    Reply
  • npyrhone
    I think this is the least exciting SSD release this year. I really challenge you to find a major SSD release this year that showed less. 530 is relatively expensive and on the slow side. It excels in nothing.

    Intel's post x-25 SSDs' only claim for fame is "reliability" which is nothing but a mantra. Intel's SSD are no more or less reliable than any other manufacturer's. They do give a five-year warranty, true, but it means nothing. They break down just as often as others do, and because of this, Intel pays a bit more by sending replacement drives. This is small potatoes, a minute cost to pay to be considered "more reliable" by those less informed.

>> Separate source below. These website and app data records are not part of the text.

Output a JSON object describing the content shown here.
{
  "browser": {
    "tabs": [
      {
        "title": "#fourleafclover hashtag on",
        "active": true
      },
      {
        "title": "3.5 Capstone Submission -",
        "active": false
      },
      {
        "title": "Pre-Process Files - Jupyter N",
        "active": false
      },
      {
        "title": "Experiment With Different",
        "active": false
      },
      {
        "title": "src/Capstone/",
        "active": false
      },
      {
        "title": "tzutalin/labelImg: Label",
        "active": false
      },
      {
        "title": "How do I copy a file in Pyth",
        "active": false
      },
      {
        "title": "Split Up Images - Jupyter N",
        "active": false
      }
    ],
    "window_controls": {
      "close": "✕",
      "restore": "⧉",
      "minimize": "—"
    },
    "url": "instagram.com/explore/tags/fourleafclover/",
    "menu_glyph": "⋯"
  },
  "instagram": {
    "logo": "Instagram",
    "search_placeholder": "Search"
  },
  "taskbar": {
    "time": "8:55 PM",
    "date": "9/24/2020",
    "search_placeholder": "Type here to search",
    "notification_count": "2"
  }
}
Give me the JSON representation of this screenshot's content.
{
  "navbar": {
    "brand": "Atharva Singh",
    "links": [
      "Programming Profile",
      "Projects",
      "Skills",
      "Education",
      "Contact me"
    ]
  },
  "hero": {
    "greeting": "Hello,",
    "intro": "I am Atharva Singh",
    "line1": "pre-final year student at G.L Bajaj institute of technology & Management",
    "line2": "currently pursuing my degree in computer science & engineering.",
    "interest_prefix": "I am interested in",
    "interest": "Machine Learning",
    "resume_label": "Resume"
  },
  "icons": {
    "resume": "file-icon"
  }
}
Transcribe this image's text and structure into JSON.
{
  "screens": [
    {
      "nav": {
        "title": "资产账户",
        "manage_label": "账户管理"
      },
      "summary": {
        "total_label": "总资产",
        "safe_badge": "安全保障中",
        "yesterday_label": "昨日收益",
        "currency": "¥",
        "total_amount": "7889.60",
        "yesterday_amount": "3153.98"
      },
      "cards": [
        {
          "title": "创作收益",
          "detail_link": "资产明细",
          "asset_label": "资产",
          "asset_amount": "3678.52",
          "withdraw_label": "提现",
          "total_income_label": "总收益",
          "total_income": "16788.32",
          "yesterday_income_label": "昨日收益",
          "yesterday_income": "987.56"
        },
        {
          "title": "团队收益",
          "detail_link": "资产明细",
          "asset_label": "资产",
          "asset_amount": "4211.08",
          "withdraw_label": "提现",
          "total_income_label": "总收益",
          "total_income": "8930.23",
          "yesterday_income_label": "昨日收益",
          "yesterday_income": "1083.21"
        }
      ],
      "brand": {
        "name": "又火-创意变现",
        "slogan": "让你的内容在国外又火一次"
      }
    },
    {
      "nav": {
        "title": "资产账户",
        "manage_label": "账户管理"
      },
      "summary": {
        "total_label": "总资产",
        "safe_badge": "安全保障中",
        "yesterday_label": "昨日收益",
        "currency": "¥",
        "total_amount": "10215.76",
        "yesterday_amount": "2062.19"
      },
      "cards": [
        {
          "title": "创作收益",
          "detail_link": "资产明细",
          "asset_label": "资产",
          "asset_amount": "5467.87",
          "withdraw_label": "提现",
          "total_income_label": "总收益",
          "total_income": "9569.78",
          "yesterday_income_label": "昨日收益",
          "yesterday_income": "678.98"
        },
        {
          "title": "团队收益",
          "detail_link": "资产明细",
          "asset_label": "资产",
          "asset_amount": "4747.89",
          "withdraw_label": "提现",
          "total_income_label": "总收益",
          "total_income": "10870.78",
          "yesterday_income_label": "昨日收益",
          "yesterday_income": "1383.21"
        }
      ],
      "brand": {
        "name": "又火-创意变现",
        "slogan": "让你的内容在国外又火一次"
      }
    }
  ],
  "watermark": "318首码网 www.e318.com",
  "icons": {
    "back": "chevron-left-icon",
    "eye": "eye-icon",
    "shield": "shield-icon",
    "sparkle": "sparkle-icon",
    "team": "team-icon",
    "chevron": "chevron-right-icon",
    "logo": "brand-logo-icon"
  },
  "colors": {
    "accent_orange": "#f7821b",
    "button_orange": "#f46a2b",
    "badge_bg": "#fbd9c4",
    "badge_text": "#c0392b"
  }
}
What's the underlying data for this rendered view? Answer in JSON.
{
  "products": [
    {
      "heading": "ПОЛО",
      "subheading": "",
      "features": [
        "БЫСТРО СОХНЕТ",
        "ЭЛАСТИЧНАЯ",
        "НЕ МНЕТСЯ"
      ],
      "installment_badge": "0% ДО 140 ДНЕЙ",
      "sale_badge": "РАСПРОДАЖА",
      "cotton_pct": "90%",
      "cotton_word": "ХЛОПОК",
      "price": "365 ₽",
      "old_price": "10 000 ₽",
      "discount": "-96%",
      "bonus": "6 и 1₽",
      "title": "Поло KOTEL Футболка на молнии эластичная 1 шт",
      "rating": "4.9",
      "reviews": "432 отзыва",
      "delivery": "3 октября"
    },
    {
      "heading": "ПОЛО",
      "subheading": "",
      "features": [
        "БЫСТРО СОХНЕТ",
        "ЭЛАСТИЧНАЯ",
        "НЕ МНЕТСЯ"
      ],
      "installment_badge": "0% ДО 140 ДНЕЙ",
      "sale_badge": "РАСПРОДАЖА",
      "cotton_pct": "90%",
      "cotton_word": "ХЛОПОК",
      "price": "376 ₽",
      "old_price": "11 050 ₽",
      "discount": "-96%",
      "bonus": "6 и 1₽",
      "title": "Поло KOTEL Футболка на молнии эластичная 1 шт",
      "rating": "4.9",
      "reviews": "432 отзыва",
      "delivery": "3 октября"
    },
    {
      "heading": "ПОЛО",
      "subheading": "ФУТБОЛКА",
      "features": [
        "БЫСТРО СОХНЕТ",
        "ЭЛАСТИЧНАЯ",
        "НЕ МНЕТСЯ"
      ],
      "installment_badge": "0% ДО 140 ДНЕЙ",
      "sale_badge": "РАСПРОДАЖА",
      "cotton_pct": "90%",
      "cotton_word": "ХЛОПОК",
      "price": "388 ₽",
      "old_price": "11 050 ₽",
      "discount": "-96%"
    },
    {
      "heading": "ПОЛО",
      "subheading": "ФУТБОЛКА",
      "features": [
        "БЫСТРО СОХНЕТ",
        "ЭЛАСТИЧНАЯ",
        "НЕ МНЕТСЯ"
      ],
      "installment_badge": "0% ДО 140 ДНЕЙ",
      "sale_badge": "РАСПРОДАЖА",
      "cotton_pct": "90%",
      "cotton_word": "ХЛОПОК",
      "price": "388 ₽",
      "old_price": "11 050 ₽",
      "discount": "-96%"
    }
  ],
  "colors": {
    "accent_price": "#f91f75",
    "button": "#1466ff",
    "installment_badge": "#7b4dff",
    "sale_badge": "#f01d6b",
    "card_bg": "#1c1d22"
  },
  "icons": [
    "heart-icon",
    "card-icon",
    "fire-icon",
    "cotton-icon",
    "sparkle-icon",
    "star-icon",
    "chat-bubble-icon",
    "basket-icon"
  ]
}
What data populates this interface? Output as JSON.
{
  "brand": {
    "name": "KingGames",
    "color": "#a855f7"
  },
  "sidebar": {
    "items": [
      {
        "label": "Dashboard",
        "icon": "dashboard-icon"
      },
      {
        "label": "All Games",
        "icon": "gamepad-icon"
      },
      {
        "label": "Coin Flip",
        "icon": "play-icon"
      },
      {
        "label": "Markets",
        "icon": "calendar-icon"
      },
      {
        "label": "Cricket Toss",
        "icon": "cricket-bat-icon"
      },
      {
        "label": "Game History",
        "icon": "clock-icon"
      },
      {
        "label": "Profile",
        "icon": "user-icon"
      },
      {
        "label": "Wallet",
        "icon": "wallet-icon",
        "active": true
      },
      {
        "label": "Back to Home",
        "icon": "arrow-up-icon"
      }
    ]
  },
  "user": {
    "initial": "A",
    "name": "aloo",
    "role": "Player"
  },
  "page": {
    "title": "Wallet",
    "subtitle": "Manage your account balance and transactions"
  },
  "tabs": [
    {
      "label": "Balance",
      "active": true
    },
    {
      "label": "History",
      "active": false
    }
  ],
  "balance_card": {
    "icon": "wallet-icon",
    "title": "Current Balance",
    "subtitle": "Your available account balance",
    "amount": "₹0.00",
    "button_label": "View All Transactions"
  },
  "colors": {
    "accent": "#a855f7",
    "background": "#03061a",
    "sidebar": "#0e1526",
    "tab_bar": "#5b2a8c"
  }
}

Especially since the warranty does not cover all the hassle and expenses that come from actually replacing the broken drive (you must stop working, start waiting, install the new drive, move all the data, etc). Of course its nice to live in the beautiful illusion that by buying an Intel SSD I am more safe from all this.

    I would never buy this over a Samsung-product that is less expensive, has greater performance and equal reliability. I can't understand why this article concludes like it does. It should say: "There is nothing wrong with 530, but you can get better for cheaper, so stay away from 530."
    Reply
  • cryan
    The 530 and the newly announced 1500 Pro are both about filling out the gaps in client computing. Both are nearly identical, with wide varieties of form factors and capacity points.

    Regards,
    Christopher Ryan
    Reply
  • npyrhone
    Cristopher: Is there a single metric that would support the decision for anyone to fill that gap with an Intel 530 product, rather than with a Sandisk Ultra Plus product, or Samsung 830 840 (EVO) product?
    Reply